§ **Source data**
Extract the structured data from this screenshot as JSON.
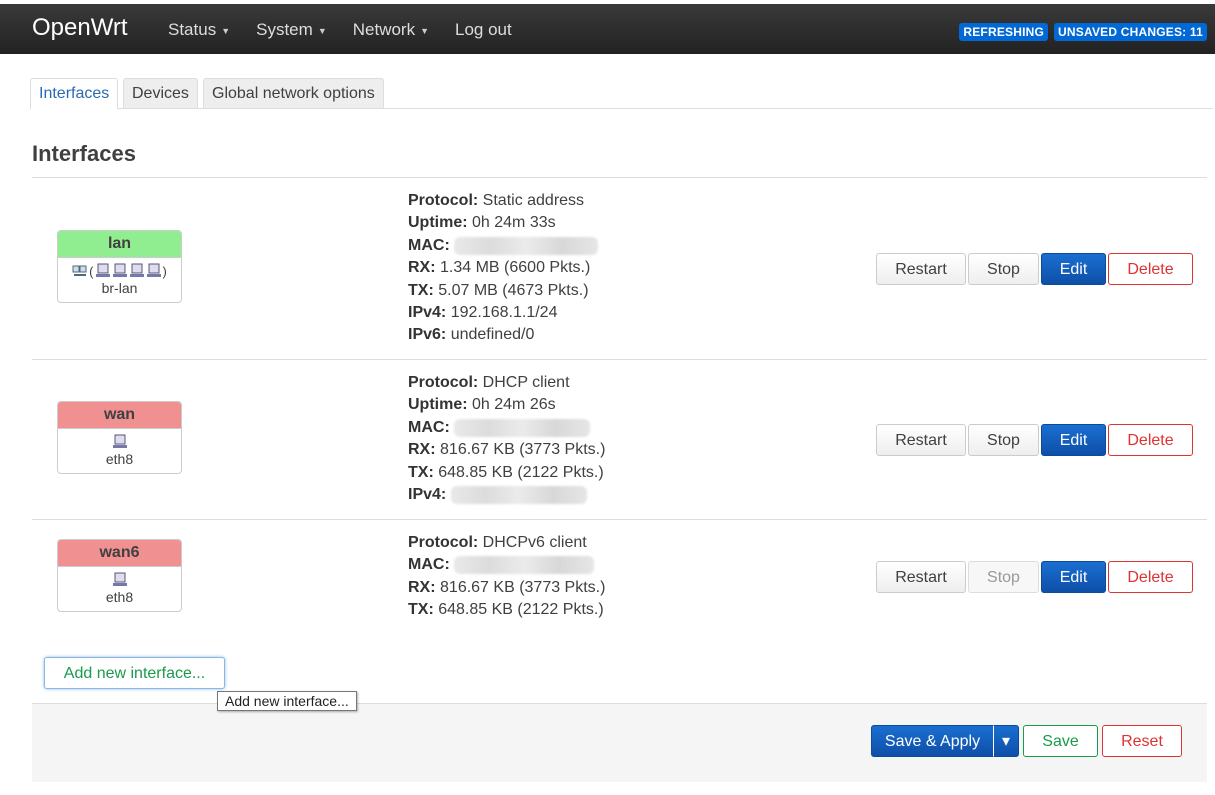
{
  "nav": {
    "brand": "OpenWrt",
    "menu": [
      {
        "label": "Status",
        "dropdown": true
      },
      {
        "label": "System",
        "dropdown": true
      },
      {
        "label": "Network",
        "dropdown": true
      },
      {
        "label": "Log out",
        "dropdown": false
      }
    ],
    "badges": {
      "refreshing": "REFRESHING",
      "unsaved": "UNSAVED CHANGES: 11"
    }
  },
  "tabs": [
    "Interfaces",
    "Devices",
    "Global network options"
  ],
  "page_title": "Interfaces",
  "interfaces": [
    {
      "name": "lan",
      "status_color": "green",
      "device": "br-lan",
      "bridge_ports": 4,
      "info": {
        "protocol_label": "Protocol:",
        "protocol": "Static address",
        "uptime_label": "Uptime:",
        "uptime": "0h 24m 33s",
        "mac_label": "MAC:",
        "rx_label": "RX:",
        "rx": "1.34 MB (6600 Pkts.)",
        "tx_label": "TX:",
        "tx": "5.07 MB (4673 Pkts.)",
        "ipv4_label": "IPv4:",
        "ipv4": "192.168.1.1/24",
        "ipv6_label": "IPv6:",
        "ipv6": "undefined/0"
      },
      "stop_enabled": true
    },
    {
      "name": "wan",
      "status_color": "red",
      "device": "eth8",
      "info": {
        "protocol_label": "Protocol:",
        "protocol": "DHCP client",
        "uptime_label": "Uptime:",
        "uptime": "0h 24m 26s",
        "mac_label": "MAC:",
        "rx_label": "RX:",
        "rx": "816.67 KB (3773 Pkts.)",
        "tx_label": "TX:",
        "tx": "648.85 KB (2122 Pkts.)",
        "ipv4_label": "IPv4:"
      },
      "stop_enabled": true
    },
    {
      "name": "wan6",
      "status_color": "red",
      "device": "eth8",
      "info": {
        "protocol_label": "Protocol:",
        "protocol": "DHCPv6 client",
        "mac_label": "MAC:",
        "rx_label": "RX:",
        "rx": "816.67 KB (3773 Pkts.)",
        "tx_label": "TX:",
        "tx": "648.85 KB (2122 Pkts.)"
      },
      "stop_enabled": false
    }
  ],
  "row_actions": {
    "restart": "Restart",
    "stop": "Stop",
    "edit": "Edit",
    "delete": "Delete"
  },
  "add_interface": {
    "label": "Add new interface...",
    "tooltip": "Add new interface..."
  },
  "footer": {
    "save_apply": "Save & Apply",
    "dropdown_caret": "▾",
    "save": "Save",
    "reset": "Reset"
  },
  "colors": {
    "primary": "#0e4fa8",
    "danger": "#dd3333",
    "success": "#1a9a4a",
    "link": "#2a6ab3",
    "up": "#90ee90",
    "down": "#f09090"
  }
}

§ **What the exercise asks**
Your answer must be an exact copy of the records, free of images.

§ **Exercise answer**
Extract the structured data from this screenshot as JSON.
{
  "nav": {
    "brand": "OpenWrt",
    "menu": [
      {
        "label": "Status",
        "dropdown": true
      },
      {
        "label": "System",
        "dropdown": true
      },
      {
        "label": "Network",
        "dropdown": true
      },
      {
        "label": "Log out",
        "dropdown": false
      }
    ],
    "badges": {
      "refreshing": "REFRESHING",
      "unsaved": "UNSAVED CHANGES: 11"
    }
  },
  "tabs": [
    "Interfaces",
    "Devices",
    "Global network options"
  ],
  "page_title": "Interfaces",
  "interfaces": [
    {
      "name": "lan",
      "status_color": "green",
      "device": "br-lan",
      "bridge_ports": 4,
      "info": {
        "protocol_label": "Protocol:",
        "protocol": "Static address",
        "uptime_label": "Uptime:",
        "uptime": "0h 24m 33s",
        "mac_label": "MAC:",
        "rx_label": "RX:",
        "rx": "1.34 MB (6600 Pkts.)",
        "tx_label": "TX:",
        "tx": "5.07 MB (4673 Pkts.)",
        "ipv4_label": "IPv4:",
        "ipv4": "192.168.1.1/24",
        "ipv6_label": "IPv6:",
        "ipv6": "undefined/0"
      },
      "stop_enabled": true
    },
    {
      "name": "wan",
      "status_color": "red",
      "device": "eth8",
      "info": {
        "protocol_label": "Protocol:",
        "protocol": "DHCP client",
        "uptime_label": "Uptime:",
        "uptime": "0h 24m 26s",
        "mac_label": "MAC:",
        "rx_label": "RX:",
        "rx": "816.67 KB (3773 Pkts.)",
        "tx_label": "TX:",
        "tx": "648.85 KB (2122 Pkts.)",
        "ipv4_label": "IPv4:"
      },
      "stop_enabled": true
    },
    {
      "name": "wan6",
      "status_color": "red",
      "device": "eth8",
      "info": {
        "protocol_label": "Protocol:",
        "protocol": "DHCPv6 client",
        "mac_label": "MAC:",
        "rx_label": "RX:",
        "rx": "816.67 KB (3773 Pkts.)",
        "tx_label": "TX:",
        "tx": "648.85 KB (2122 Pkts.)"
      },
      "stop_enabled": false
    }
  ],
  "row_actions": {
    "restart": "Restart",
    "stop": "Stop",
    "edit": "Edit",
    "delete": "Delete"
  },
  "add_interface": {
    "label": "Add new interface...",
    "tooltip": "Add new interface..."
  },
  "footer": {
    "save_apply": "Save & Apply",
    "dropdown_caret": "▾",
    "save": "Save",
    "reset": "Reset"
  },
  "colors": {
    "primary": "#0e4fa8",
    "danger": "#dd3333",
    "success": "#1a9a4a",
    "link": "#2a6ab3",
    "up": "#90ee90",
    "down": "#f09090"
  }
}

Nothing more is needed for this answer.